Why philanthropy specifically? Conceivably you could have started a community organizing initiative. Was it your relationship with the Boston Foundation?
Yes, having served on the Boston Foundation’s Board of Directors for seven years now, it’s really been a wonderful education in how philanthropy works—and the difference it can make—particularly when you see the Boston Foundation model and the convening power that it has. It has a power well beyond the dollars and grants because of the advocacy, because of its ability to bring together interested groups to act collaboratively. These are all things I would like to see the Asian Community Fund do. I’d like to be looking at our community from 20,000 feet to study all of the organizations and see which ones are particularly effective, who else is working in the same area and promote collaboration. I would like to build on that strength that we have from working together.
The Asian COVID Emergency Relief Fund that ACDC played a part in starting in the spring of last year, was a collaboration of five Asian American organizations. These organizations knew of each other, respected each other’s work and had worked together mainly on a project-by-project basis. But this was the first time when they each went out and raised money and put it into a common account and then sat down together to decide how to make grants from it. Much of the relief support was directed to undocumented immigrants and other low wage workers who could not receive safety-net benefits. We’re now hearing a lot more about the importance of collaboration from some of the emerging leaders of our nonprofits.
Pulling back now, to a wider view, what do you see as the greatest challenges we have in Greater Boston over the next two decades?
I think because of the Black Lives Matter movement and the George Floyd murder, there has been a lot more awareness of the plight of the African American community but also all communities of color. So that’s given many people and organizations more voice. The recent murders in Atlanta have drawn attention to the racism that exists against Asian Americans.

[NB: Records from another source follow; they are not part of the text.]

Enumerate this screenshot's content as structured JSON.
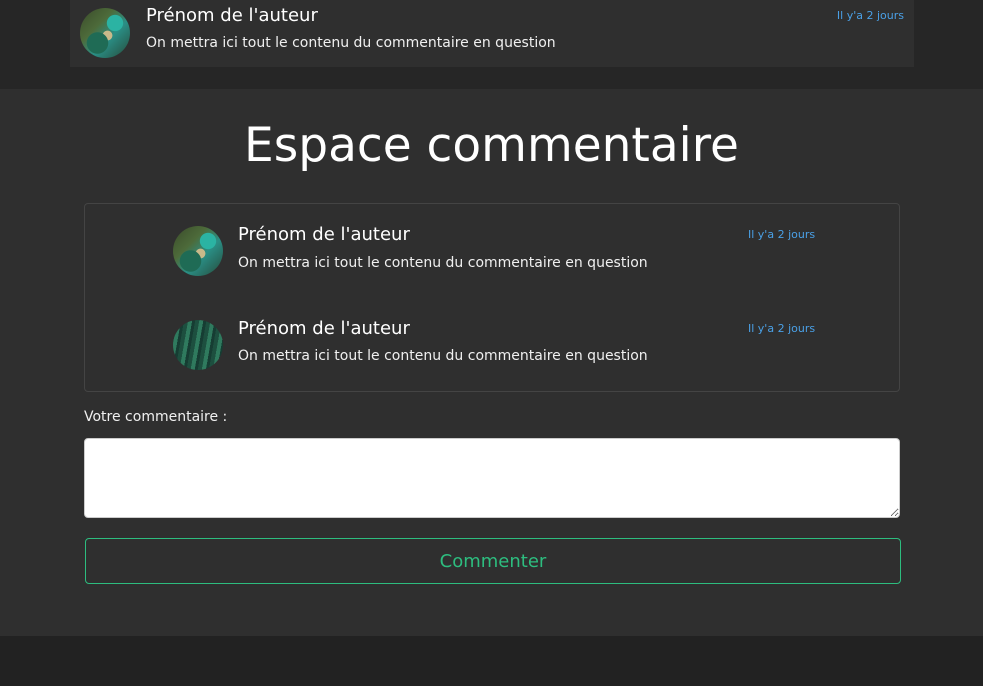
{
  "top_comment": {
    "author": "Prénom de l'auteur",
    "text": "On mettra ici tout le contenu du commentaire en question",
    "time": "Il y'a 2 jours"
  },
  "section": {
    "title": "Espace commentaire"
  },
  "comments": [
    {
      "author": "Prénom de l'auteur",
      "text": "On mettra ici tout le contenu du commentaire en question",
      "time": "Il y'a 2 jours"
    },
    {
      "author": "Prénom de l'auteur",
      "text": "On mettra ici tout le contenu du commentaire en question",
      "time": "Il y'a 2 jours"
    }
  ],
  "form": {
    "label": "Votre commentaire :",
    "value": "",
    "submit_label": "Commenter"
  },
  "colors": {
    "accent_green": "#2dbd7f",
    "time_blue": "#4aa0e6"
  }
}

I think the challenge is to bring us together to work together as opposed to each group and organization pursuing its own path. I think that’s going to be key.
And then, it’s important to have organizations led by people of color working with mainstream organizations—whereas the old model was a bit of the old boys’ network. So, now it’s about overcoming that and working together so that philanthropy doesn’t have the historical paternalistic approach it had when the people with the money decided what the community needed. So, seeking out those community voices is really a process of coming together and then working together.
What’s really exciting is the wide-open race for Mayor of Boston now. We’re seeing people from the community who are stepping forward, and they want to bring everyone together.
There’s no end to the problems that we have to solve and, while COVID has laid bare some of the problems, those problems have always been there and it’s shame on us for not really addressing them up to now. It’s great that now we have the opportunity and the attention and focus. But, honestly, we knew there was a 40-year discrepancy in life expectancy between those who live on Beacon Hill and some neighborhoods in Roxbury. Can we really say that we were addressing it effectively before the pandemic?
Do you think the pandemic has given people the opportunity to step back and look at things in a systemic way?
It’s forced people to do it and I think that’s good. You always have this question in philanthropy: Do you seek out the narrow problems and try to solve them one at a time, or do you look at the broader issues and look for systemic solutions?
I think this is a time for us to think boldly and think big. I hope the Boston Foundation will not only look forward, while being bold about the major issues, but also look back and ask, “What did we do right up to now?” and “What are the things we should be doing differently?”